REQUIREMENT:
Line count for "icon": give how many lines in the data below contain it, with no other words.
--- --- ---
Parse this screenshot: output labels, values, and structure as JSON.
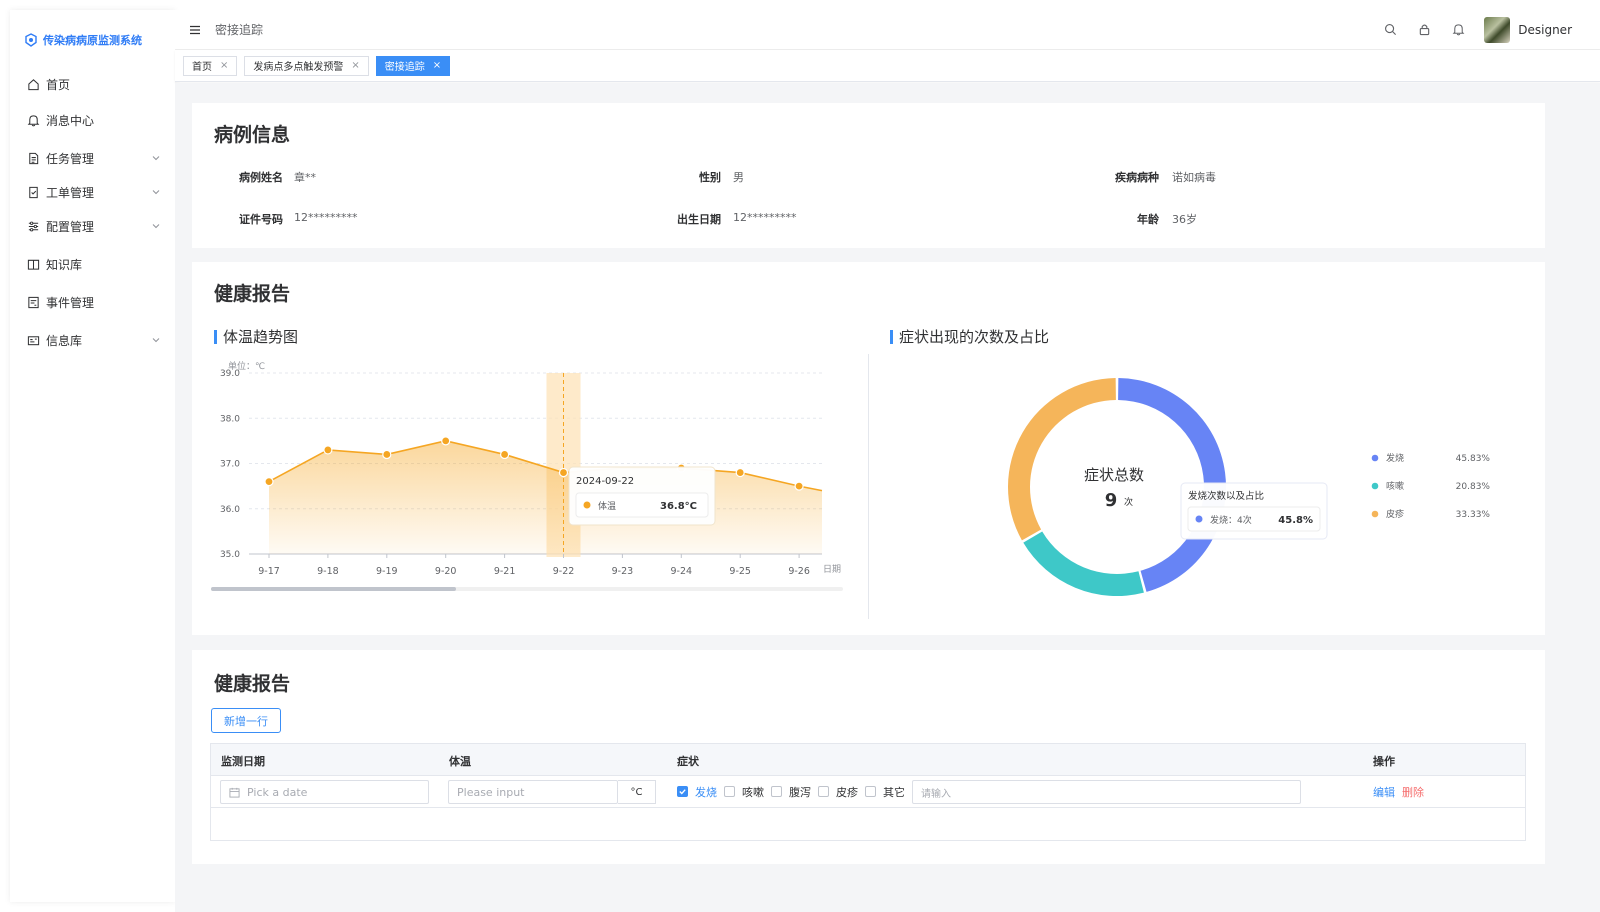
{
  "app": {
    "title": "传染病病原监测系统"
  },
  "sidebar": {
    "items": [
      {
        "label": "首页",
        "icon": "home-icon",
        "expandable": false
      },
      {
        "label": "消息中心",
        "icon": "bell-icon",
        "expandable": false
      },
      {
        "label": "任务管理",
        "icon": "document-icon",
        "expandable": true
      },
      {
        "label": "工单管理",
        "icon": "edit-document-icon",
        "expandable": true
      },
      {
        "label": "配置管理",
        "icon": "sliders-icon",
        "expandable": true
      },
      {
        "label": "知识库",
        "icon": "book-icon",
        "expandable": false
      },
      {
        "label": "事件管理",
        "icon": "event-icon",
        "expandable": false
      },
      {
        "label": "信息库",
        "icon": "info-card-icon",
        "expandable": true
      }
    ]
  },
  "header": {
    "breadcrumb": "密接追踪",
    "username": "Designer"
  },
  "tabs": [
    {
      "label": "首页",
      "active": false
    },
    {
      "label": "发病点多点触发预警",
      "active": false
    },
    {
      "label": "密接追踪",
      "active": true
    }
  ],
  "case_info": {
    "title": "病例信息",
    "fields": [
      {
        "label": "病例姓名",
        "value": "章**"
      },
      {
        "label": "性别",
        "value": "男"
      },
      {
        "label": "疾病病种",
        "value": "诺如病毒"
      },
      {
        "label": "证件号码",
        "value": "12*********"
      },
      {
        "label": "出生日期",
        "value": "12*********"
      },
      {
        "label": "年龄",
        "value": "36岁"
      }
    ]
  },
  "health_report": {
    "title": "健康报告",
    "temp_chart_title": "体温趋势图",
    "symptom_chart_title": "症状出现的次数及占比"
  },
  "chart_data": [
    {
      "type": "area",
      "title": "体温趋势图",
      "unit_label": "单位：℃",
      "xlabel": "日期",
      "categories": [
        "9-17",
        "9-18",
        "9-19",
        "9-20",
        "9-21",
        "9-22",
        "9-23",
        "9-24",
        "9-25",
        "9-26"
      ],
      "series": [
        {
          "name": "体温",
          "values": [
            36.6,
            37.3,
            37.2,
            37.5,
            37.2,
            36.8,
            36.9,
            36.9,
            36.8,
            36.5
          ]
        }
      ],
      "extra_tail_value": 36.4,
      "yticks": [
        "39.0",
        "38.0",
        "37.0",
        "36.0",
        "35.0"
      ],
      "ylim": [
        35.0,
        39.0
      ],
      "grid": true,
      "color": "#f5a623",
      "tooltip": {
        "date": "2024-09-22",
        "series": "体温",
        "value": "36.8°C",
        "index": 5
      }
    },
    {
      "type": "pie",
      "title": "症状出现的次数及占比",
      "center_label": "症状总数",
      "center_value": "9",
      "center_unit": "次",
      "slices": [
        {
          "name": "发烧",
          "percent": "45.83%",
          "value": 45.83,
          "color": "#6784f5"
        },
        {
          "name": "咳嗽",
          "percent": "20.83%",
          "value": 20.83,
          "color": "#3ec8c8"
        },
        {
          "name": "皮疹",
          "percent": "33.33%",
          "value": 33.33,
          "color": "#f5b55a"
        }
      ],
      "legend_position": "right",
      "tooltip": {
        "title": "发烧次数以及占比",
        "label": "发烧：4次",
        "value": "45.8%"
      }
    }
  ],
  "report_table": {
    "title": "健康报告",
    "add_label": "新增一行",
    "columns": [
      "监测日期",
      "体温",
      "症状",
      "操作"
    ],
    "date_placeholder": "Pick a date",
    "temp_placeholder": "Please input",
    "temp_unit": "°C",
    "symptoms": [
      {
        "label": "发烧",
        "checked": true
      },
      {
        "label": "咳嗽",
        "checked": false
      },
      {
        "label": "腹泻",
        "checked": false
      },
      {
        "label": "皮疹",
        "checked": false
      },
      {
        "label": "其它",
        "checked": false
      }
    ],
    "other_placeholder": "请输入",
    "edit_label": "编辑",
    "delete_label": "删除"
  },
  "colors": {
    "accent": "#3a8ef6",
    "chart_line": "#f5a623",
    "danger": "#f56c6c"
  }
}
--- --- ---
OUTPUT:
8